There are many reasons why someone starts a business. Many use their technical skills as the foundation for their business model. For some, starting their own business was an entrepreneur’s dream. And for others, it was a matter of circumstance, not necessarily by choice. But, no matter how you started your company, one thing is consistent among all repair shop owners: unless you plan on staying small, the growing pains of growing your business can be overwhelming.
All companies go through evolving stages: startup, growth, expansion and eventual succession. In the startup stage, you, the shop owner, are in the trenches every day. You control most of the day-to-day operations and every decision and event involves you.
The startup stage can be exhausting. It’s the phase often called survival mode, and for a good reason. In this phase, problems and issues arise daily, even hourly. For new shop owners, each day is a day to learn, improve and make course corrections. However, stress, anxiety and burnout will occur if you are in this phase too long.

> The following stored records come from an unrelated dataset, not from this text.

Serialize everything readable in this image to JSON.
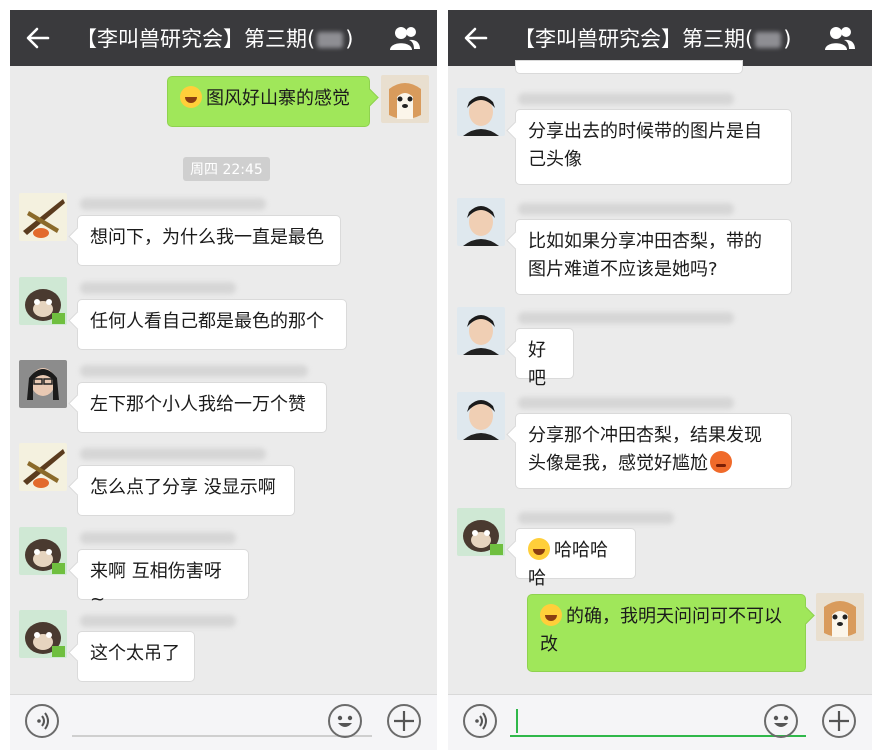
{
  "chat_title": "【李叫兽研究会】第三期(",
  "chat_title_suffix": ")",
  "left": {
    "my_message": "图风好山寨的感觉",
    "timestamp": "周四 22:45",
    "messages": [
      {
        "text": "想问下，为什么我一直是最色"
      },
      {
        "text": "任何人看自己都是最色的那个"
      },
      {
        "text": "左下那个小人我给一万个赞"
      },
      {
        "text": "怎么点了分享 没显示啊"
      },
      {
        "text": "来啊 互相伤害呀~"
      },
      {
        "text": "这个太吊了"
      }
    ]
  },
  "right": {
    "messages": [
      {
        "line1": "分享出去的时候带的图片是自",
        "line2": "己头像"
      },
      {
        "line1": "比如如果分享冲田杏梨，带的",
        "line2": "图片难道不应该是她吗?"
      },
      {
        "line1": "好吧"
      },
      {
        "line1": "分享那个冲田杏梨，结果发现",
        "line2": "头像是我，感觉好尴尬"
      },
      {
        "line1": "哈哈哈哈"
      }
    ],
    "my_message_line1": "的确，我明天问问可不可以",
    "my_message_line2": "改"
  },
  "icons": {
    "back": "arrow-left-icon",
    "contacts": "people-icon",
    "voice": "voice-icon",
    "emoji": "smiley-icon",
    "more": "plus-icon"
  },
  "colors": {
    "topbar": "#3a3a3d",
    "chat_bg": "#ebebeb",
    "my_bubble": "#a0e75a",
    "input_active": "#2fb84a"
  }
}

Eventually, most business owners realize that to grow, they must do things differently. They understand that the financial side of the business is critical. Employee involvement becomes another essential component. For many, reaching out and networking within the industry becomes vital in expanding their business knowledge.
As a shop owner, you easily relate to the early stages of business. However, moving out of the startup phase has its own set of issues. As your business evolves, you will find that you may not be in total control anymore, which is not necessarily a bad thing. Relying on systems, procedures and your employees becomes a sound strategy for sustained success. With due diligence and correct planning, things begin to come together as you continue to move forward into the following phases: growth and expansion. Whether you decide to continue to grow your one location or add more stores to your enterprise, it won’t be your lack of knowledge that becomes the biggest obstacle in your business journey. Instead, the people you surround yourself with will become the prime reason for either failure or success.
To continue growing your company, you must develop your leadership skills and build a superstar team. And while it may not be easy at first, letting go and allowing the people you put into place to do their job is another critical strategy. However, don’t fear. Letting go brings out the best in others. Trusting others makes them flourish in their positions, which helps to elevate them and your company to new levels. I am not suggesting absentee ownership, but the better your business runs without you, the more successful your company will become.
Another thing to consider is your eventual exit from the business. Building a superstar team must be part of your exit strategy. Your business is worth more when you, the owner, are not directly needed in the day-to-day.
One thing to be aware of as you grow your company: If you believe you cannot find the right people, that no one can do their job as well as you can, get over yourself. If this is your mindset, the one who will hold you back will be yourself.
The bottom line is this, if your plans include continuous growth and expansion, your biggest growing pains will be the people you employ if they are not the right fit for your company. Combining poor leadership with employing the wrong people will prevent you from achieving your long-term business goals. The better job you do at hiring and managing the right people, the more successful you will become.